(Interface dataset entries)
══════
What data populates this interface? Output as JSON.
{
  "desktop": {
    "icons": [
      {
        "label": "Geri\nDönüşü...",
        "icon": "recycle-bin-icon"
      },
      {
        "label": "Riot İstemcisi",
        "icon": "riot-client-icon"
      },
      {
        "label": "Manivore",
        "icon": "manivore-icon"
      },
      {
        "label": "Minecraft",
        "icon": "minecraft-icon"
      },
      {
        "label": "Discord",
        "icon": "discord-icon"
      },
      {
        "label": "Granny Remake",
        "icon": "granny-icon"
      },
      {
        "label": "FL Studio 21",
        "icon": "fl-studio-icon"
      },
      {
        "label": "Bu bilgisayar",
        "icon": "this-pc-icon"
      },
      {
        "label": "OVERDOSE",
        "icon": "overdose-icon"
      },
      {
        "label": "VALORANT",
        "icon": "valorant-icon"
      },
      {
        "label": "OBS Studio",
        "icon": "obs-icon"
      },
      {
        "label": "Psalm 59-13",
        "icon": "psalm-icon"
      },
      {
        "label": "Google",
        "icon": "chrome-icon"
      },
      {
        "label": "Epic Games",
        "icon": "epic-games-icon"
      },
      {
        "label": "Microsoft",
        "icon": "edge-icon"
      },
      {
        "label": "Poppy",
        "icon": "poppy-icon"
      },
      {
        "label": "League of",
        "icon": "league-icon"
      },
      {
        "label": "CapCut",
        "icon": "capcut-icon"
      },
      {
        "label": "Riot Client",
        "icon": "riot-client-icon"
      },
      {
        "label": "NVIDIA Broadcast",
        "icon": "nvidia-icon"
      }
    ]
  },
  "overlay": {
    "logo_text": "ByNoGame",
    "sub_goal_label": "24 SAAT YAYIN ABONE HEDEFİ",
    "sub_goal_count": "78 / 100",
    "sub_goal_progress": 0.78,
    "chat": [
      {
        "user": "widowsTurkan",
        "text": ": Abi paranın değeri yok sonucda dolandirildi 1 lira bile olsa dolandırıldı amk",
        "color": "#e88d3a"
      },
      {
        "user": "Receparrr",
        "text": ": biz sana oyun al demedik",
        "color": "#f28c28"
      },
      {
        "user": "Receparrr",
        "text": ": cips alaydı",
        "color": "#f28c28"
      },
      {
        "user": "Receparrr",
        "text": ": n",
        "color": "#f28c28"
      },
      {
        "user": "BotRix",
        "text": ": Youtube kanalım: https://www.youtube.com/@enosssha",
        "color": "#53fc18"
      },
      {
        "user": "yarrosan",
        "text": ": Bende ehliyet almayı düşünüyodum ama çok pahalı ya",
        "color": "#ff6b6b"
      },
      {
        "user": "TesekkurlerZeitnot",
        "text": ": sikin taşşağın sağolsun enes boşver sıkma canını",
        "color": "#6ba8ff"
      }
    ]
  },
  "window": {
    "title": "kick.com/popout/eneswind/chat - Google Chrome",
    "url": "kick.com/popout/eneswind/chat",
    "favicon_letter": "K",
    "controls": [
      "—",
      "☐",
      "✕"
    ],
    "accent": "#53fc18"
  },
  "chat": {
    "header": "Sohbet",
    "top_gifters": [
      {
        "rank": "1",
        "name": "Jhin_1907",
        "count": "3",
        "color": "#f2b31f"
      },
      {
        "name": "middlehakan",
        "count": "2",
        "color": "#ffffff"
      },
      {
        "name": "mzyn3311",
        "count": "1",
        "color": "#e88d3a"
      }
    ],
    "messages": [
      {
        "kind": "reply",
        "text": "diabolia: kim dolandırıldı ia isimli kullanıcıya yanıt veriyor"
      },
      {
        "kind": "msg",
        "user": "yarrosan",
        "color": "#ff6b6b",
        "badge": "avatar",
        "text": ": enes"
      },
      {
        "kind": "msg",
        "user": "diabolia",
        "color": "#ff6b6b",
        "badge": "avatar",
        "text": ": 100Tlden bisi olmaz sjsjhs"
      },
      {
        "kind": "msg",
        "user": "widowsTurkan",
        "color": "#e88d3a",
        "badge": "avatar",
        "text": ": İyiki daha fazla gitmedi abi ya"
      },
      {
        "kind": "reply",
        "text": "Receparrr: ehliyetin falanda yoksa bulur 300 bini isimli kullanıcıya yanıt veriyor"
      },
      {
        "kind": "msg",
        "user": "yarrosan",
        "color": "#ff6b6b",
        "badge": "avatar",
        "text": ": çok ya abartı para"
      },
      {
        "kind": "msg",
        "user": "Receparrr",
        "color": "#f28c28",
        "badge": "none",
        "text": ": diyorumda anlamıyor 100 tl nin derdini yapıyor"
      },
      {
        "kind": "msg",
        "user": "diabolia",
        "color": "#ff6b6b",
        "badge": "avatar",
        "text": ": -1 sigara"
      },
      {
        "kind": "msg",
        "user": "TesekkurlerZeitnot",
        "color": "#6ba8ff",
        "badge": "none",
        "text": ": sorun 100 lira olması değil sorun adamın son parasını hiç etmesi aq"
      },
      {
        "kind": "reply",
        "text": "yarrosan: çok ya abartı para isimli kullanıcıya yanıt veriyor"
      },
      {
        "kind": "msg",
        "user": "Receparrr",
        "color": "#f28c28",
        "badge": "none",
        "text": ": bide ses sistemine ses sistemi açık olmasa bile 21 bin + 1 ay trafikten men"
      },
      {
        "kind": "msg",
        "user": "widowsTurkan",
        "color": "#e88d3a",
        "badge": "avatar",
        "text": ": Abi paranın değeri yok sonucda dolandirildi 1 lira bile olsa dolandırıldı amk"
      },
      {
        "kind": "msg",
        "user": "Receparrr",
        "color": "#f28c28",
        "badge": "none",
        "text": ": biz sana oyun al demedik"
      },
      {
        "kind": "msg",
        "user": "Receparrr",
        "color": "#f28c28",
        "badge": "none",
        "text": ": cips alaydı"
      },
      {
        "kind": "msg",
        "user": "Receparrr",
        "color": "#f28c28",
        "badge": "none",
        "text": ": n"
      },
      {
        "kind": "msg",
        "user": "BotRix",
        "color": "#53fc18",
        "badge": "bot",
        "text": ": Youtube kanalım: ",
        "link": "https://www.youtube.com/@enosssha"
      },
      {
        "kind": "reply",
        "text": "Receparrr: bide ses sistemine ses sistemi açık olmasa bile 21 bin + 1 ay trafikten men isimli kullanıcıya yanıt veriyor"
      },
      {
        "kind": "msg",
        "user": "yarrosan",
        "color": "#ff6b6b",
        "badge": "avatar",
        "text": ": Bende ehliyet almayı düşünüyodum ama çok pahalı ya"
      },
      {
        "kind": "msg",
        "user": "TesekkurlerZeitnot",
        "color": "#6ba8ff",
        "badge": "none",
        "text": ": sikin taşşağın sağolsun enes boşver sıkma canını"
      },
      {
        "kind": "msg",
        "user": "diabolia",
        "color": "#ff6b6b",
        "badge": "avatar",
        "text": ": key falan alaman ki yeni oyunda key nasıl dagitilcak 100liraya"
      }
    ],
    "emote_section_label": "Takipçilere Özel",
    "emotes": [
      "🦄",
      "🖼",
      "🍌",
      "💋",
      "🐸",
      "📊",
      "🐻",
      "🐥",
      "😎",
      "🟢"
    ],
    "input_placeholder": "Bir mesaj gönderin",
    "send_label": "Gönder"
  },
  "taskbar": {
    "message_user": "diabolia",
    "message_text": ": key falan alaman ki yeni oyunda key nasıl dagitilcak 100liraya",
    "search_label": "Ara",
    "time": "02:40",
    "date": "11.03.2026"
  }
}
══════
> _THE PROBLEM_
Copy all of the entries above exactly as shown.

> _OUTPUT OF THE TASK_
What data populates this interface? Output as JSON.
{
  "desktop": {
    "icons": [
      {
        "label": "Geri\nDönüşü...",
        "icon": "recycle-bin-icon"
      },
      {
        "label": "Riot İstemcisi",
        "icon": "riot-client-icon"
      },
      {
        "label": "Manivore",
        "icon": "manivore-icon"
      },
      {
        "label": "Minecraft",
        "icon": "minecraft-icon"
      },
      {
        "label": "Discord",
        "icon": "discord-icon"
      },
      {
        "label": "Granny Remake",
        "icon": "granny-icon"
      },
      {
        "label": "FL Studio 21",
        "icon": "fl-studio-icon"
      },
      {
        "label": "Bu bilgisayar",
        "icon": "this-pc-icon"
      },
      {
        "label": "OVERDOSE",
        "icon": "overdose-icon"
      },
      {
        "label": "VALORANT",
        "icon": "valorant-icon"
      },
      {
        "label": "OBS Studio",
        "icon": "obs-icon"
      },
      {
        "label": "Psalm 59-13",
        "icon": "psalm-icon"
      },
      {
        "label": "Google",
        "icon": "chrome-icon"
      },
      {
        "label": "Epic Games",
        "icon": "epic-games-icon"
      },
      {
        "label": "Microsoft",
        "icon": "edge-icon"
      },
      {
        "label": "Poppy",
        "icon": "poppy-icon"
      },
      {
        "label": "League of",
        "icon": "league-icon"
      },
      {
        "label": "CapCut",
        "icon": "capcut-icon"
      },
      {
        "label": "Riot Client",
        "icon": "riot-client-icon"
      },
      {
        "label": "NVIDIA Broadcast",
        "icon": "nvidia-icon"
      }
    ]
  },
  "overlay": {
    "logo_text": "ByNoGame",
    "sub_goal_label": "24 SAAT YAYIN ABONE HEDEFİ",
    "sub_goal_count": "78 / 100",
    "sub_goal_progress": 0.78,
    "chat": [
      {
        "user": "widowsTurkan",
        "text": ": Abi paranın değeri yok sonucda dolandirildi 1 lira bile olsa dolandırıldı amk",
        "color": "#e88d3a"
      },
      {
        "user": "Receparrr",
        "text": ": biz sana oyun al demedik",
        "color": "#f28c28"
      },
      {
        "user": "Receparrr",
        "text": ": cips alaydı",
        "color": "#f28c28"
      },
      {
        "user": "Receparrr",
        "text": ": n",
        "color": "#f28c28"
      },
      {
        "user": "BotRix",
        "text": ": Youtube kanalım: https://www.youtube.com/@enosssha",
        "color": "#53fc18"
      },
      {
        "user": "yarrosan",
        "text": ": Bende ehliyet almayı düşünüyodum ama çok pahalı ya",
        "color": "#ff6b6b"
      },
      {
        "user": "TesekkurlerZeitnot",
        "text": ": sikin taşşağın sağolsun enes boşver sıkma canını",
        "color": "#6ba8ff"
      }
    ]
  },
  "window": {
    "title": "kick.com/popout/eneswind/chat - Google Chrome",
    "url": "kick.com/popout/eneswind/chat",
    "favicon_letter": "K",
    "controls": [
      "—",
      "☐",
      "✕"
    ],
    "accent": "#53fc18"
  },
  "chat": {
    "header": "Sohbet",
    "top_gifters": [
      {
        "rank": "1",
        "name": "Jhin_1907",
        "count": "3",
        "color": "#f2b31f"
      },
      {
        "name": "middlehakan",
        "count": "2",
        "color": "#ffffff"
      },
      {
        "name": "mzyn3311",
        "count": "1",
        "color": "#e88d3a"
      }
    ],
    "messages": [
      {
        "kind": "reply",
        "text": "diabolia: kim dolandırıldı ia isimli kullanıcıya yanıt veriyor"
      },
      {
        "kind": "msg",
        "user": "yarrosan",
        "color": "#ff6b6b",
        "badge": "avatar",
        "text": ": enes"
      },
      {
        "kind": "msg",
        "user": "diabolia",
        "color": "#ff6b6b",
        "badge": "avatar",
        "text": ": 100Tlden bisi olmaz sjsjhs"
      },
      {
        "kind": "msg",
        "user": "widowsTurkan",
        "color": "#e88d3a",
        "badge": "avatar",
        "text": ": İyiki daha fazla gitmedi abi ya"
      },
      {
        "kind": "reply",
        "text": "Receparrr: ehliyetin falanda yoksa bulur 300 bini isimli kullanıcıya yanıt veriyor"
      },
      {
        "kind": "msg",
        "user": "yarrosan",
        "color": "#ff6b6b",
        "badge": "avatar",
        "text": ": çok ya abartı para"
      },
      {
        "kind": "msg",
        "user": "Receparrr",
        "color": "#f28c28",
        "badge": "none",
        "text": ": diyorumda anlamıyor 100 tl nin derdini yapıyor"
      },
      {
        "kind": "msg",
        "user": "diabolia",
        "color": "#ff6b6b",
        "badge": "avatar",
        "text": ": -1 sigara"
      },
      {
        "kind": "msg",
        "user": "TesekkurlerZeitnot",
        "color": "#6ba8ff",
        "badge": "none",
        "text": ": sorun 100 lira olması değil sorun adamın son parasını hiç etmesi aq"
      },
      {
        "kind": "reply",
        "text": "yarrosan: çok ya abartı para isimli kullanıcıya yanıt veriyor"
      },
      {
        "kind": "msg",
        "user": "Receparrr",
        "color": "#f28c28",
        "badge": "none",
        "text": ": bide ses sistemine ses sistemi açık olmasa bile 21 bin + 1 ay trafikten men"
      },
      {
        "kind": "msg",
        "user": "widowsTurkan",
        "color": "#e88d3a",
        "badge": "avatar",
        "text": ": Abi paranın değeri yok sonucda dolandirildi 1 lira bile olsa dolandırıldı amk"
      },
      {
        "kind": "msg",
        "user": "Receparrr",
        "color": "#f28c28",
        "badge": "none",
        "text": ": biz sana oyun al demedik"
      },
      {
        "kind": "msg",
        "user": "Receparrr",
        "color": "#f28c28",
        "badge": "none",
        "text": ": cips alaydı"
      },
      {
        "kind": "msg",
        "user": "Receparrr",
        "color": "#f28c28",
        "badge": "none",
        "text": ": n"
      },
      {
        "kind": "msg",
        "user": "BotRix",
        "color": "#53fc18",
        "badge": "bot",
        "text": ": Youtube kanalım: ",
        "link": "https://www.youtube.com/@enosssha"
      },
      {
        "kind": "reply",
        "text": "Receparrr: bide ses sistemine ses sistemi açık olmasa bile 21 bin + 1 ay trafikten men isimli kullanıcıya yanıt veriyor"
      },
      {
        "kind": "msg",
        "user": "yarrosan",
        "color": "#ff6b6b",
        "badge": "avatar",
        "text": ": Bende ehliyet almayı düşünüyodum ama çok pahalı ya"
      },
      {
        "kind": "msg",
        "user": "TesekkurlerZeitnot",
        "color": "#6ba8ff",
        "badge": "none",
        "text": ": sikin taşşağın sağolsun enes boşver sıkma canını"
      },
      {
        "kind": "msg",
        "user": "diabolia",
        "color": "#ff6b6b",
        "badge": "avatar",
        "text": ": key falan alaman ki yeni oyunda key nasıl dagitilcak 100liraya"
      }
    ],
    "emote_section_label": "Takipçilere Özel",
    "emotes": [
      "🦄",
      "🖼",
      "🍌",
      "💋",
      "🐸",
      "📊",
      "🐻",
      "🐥",
      "😎",
      "🟢"
    ],
    "input_placeholder": "Bir mesaj gönderin",
    "send_label": "Gönder"
  },
  "taskbar": {
    "message_user": "diabolia",
    "message_text": ": key falan alaman ki yeni oyunda key nasıl dagitilcak 100liraya",
    "search_label": "Ara",
    "time": "02:40",
    "date": "11.03.2026"
  }
}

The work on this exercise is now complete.